History, Department of


Date of this Version



Sean Kammer, "The Railroads Must Have Ties: A Legal History of Forest Conservation and the Oregon & California Railroad Land Grant, 1887-1916," 23 Western Legal History 1 (2010).


Copyright ©2010 The Ninth Judicial Circuit Historical Society.


Historians have! for the most part! left unchallenged a similar negative view of Edward H. Harriman, who headed both the Union Pacific and the Southern Pacific and was perhaps the most powerful of the railroad tycoons during the first decade of the twentieth century.4 Prior to Harriman's takeover of the Southern Pacific in 1901, that railroad's long-standing policy had been to subdivide and sell lands to farmers, miners, and loggers, the purpose being lito encourage long-term settlement, economic growth, and rail traffic," but Harriman questioned and ultimately rejected this policy.s In January 1903, he ordered the termination of sales of the remaining Southern Pacific land grant, including the heavily timbered lands of the Oregon and California Railroad, which had been a Southern Pacificsubsidiary since 1887. It remains unclear whether Harriman initially intended for this suspension to be temporary in order to allow his men to ascertain fully the nature of his extensive land holdings, or whether this move in fact represented a permanent shift in pohcy.6 What is clear is that by 1905 virtually sales ceased.

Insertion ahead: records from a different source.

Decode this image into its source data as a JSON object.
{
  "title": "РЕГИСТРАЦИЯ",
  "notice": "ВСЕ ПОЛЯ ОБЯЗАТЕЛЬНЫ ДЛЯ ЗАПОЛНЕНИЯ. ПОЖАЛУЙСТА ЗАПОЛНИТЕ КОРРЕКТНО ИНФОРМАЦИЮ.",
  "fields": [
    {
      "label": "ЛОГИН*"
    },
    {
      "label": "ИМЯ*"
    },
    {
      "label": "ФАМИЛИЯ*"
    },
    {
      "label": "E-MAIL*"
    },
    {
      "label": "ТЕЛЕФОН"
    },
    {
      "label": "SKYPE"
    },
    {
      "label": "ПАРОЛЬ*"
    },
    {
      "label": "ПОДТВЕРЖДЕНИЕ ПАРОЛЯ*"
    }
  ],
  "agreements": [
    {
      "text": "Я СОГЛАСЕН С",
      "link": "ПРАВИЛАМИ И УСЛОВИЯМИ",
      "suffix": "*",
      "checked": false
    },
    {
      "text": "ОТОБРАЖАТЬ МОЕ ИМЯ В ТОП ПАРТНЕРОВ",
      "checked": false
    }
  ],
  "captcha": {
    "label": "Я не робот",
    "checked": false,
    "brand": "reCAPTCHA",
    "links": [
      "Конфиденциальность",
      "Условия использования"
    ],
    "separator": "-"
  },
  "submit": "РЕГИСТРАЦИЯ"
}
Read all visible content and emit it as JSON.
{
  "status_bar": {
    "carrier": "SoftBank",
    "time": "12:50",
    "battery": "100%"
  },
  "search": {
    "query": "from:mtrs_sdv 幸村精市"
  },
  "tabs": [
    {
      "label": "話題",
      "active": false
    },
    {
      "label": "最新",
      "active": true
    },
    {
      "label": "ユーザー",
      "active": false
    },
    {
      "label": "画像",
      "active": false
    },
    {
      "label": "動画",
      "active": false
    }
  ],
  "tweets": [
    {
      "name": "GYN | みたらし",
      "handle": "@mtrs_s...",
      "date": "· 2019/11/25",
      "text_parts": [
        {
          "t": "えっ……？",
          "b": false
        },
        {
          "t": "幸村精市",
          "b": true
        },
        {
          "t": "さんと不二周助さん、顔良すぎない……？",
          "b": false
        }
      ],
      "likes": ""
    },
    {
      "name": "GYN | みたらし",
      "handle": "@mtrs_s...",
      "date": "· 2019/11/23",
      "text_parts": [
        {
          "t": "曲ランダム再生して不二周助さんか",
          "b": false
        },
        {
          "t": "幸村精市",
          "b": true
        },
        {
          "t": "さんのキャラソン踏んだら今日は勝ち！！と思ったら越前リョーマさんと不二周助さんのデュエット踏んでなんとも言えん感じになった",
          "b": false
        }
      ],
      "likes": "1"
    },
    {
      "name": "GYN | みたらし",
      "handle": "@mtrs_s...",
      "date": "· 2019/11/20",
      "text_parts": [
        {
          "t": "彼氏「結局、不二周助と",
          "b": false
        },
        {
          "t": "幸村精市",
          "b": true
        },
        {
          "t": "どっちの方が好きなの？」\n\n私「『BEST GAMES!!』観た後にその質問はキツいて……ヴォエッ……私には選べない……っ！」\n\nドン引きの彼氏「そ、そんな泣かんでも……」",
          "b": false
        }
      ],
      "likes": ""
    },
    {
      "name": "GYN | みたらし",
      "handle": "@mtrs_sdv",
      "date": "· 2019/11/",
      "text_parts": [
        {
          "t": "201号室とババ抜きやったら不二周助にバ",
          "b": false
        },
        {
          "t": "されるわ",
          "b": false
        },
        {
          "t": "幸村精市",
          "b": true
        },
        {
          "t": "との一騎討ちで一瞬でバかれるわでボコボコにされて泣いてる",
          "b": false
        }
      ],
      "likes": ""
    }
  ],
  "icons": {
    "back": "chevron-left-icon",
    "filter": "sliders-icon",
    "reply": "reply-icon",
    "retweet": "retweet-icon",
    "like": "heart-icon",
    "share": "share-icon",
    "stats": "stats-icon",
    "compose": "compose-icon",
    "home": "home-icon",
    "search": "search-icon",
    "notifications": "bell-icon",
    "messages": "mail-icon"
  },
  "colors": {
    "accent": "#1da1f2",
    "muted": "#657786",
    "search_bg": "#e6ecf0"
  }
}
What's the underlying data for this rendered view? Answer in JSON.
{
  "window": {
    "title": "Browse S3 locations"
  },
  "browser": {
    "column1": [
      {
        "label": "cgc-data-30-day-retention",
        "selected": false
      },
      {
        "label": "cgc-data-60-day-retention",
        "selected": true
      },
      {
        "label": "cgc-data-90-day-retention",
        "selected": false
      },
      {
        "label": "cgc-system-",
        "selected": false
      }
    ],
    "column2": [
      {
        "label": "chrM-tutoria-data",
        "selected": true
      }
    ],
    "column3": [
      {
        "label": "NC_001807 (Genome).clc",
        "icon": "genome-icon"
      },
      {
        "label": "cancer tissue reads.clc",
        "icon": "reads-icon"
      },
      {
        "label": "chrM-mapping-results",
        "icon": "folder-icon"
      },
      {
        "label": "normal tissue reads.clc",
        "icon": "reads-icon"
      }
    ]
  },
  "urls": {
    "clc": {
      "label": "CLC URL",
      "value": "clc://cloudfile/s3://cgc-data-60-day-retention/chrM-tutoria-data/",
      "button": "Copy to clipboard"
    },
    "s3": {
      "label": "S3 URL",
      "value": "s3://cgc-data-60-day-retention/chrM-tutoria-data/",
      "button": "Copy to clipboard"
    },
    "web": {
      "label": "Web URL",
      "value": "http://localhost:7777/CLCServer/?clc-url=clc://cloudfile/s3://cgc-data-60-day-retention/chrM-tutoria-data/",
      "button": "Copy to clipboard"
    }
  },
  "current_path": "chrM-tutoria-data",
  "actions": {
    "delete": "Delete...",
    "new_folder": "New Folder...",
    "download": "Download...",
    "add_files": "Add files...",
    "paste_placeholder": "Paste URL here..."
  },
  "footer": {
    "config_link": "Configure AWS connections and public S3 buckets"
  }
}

Local Oregonians, as well as prominent lumber companies and politicians in the state, accused Harriman of undermining Oregon's development, and a political movement there ultimately led the federal government in 1908 to sue Harriman's Oregon & California Railroad for the forfeiture of its unsold lands. At the culmination of a seven-year legal battle, the Supreme Court gave Congress the legal authority to seize the land and to provide for its disposition "in accordance with such policy as it may deem fitting "-and Congress quickly passed the Chamberlain-Ferris Act of 1916, which revested the remaining 2.3 million acres of the grant to the United States. Although historians have, for the most part, accepted the view that Harriman's land policies in Oregon were motivated by his apparently unrivaled speculative spirit, his policies were in fact consistent with utilitarian notions of conservation that he recognized as in keeping with his long-term profit motive.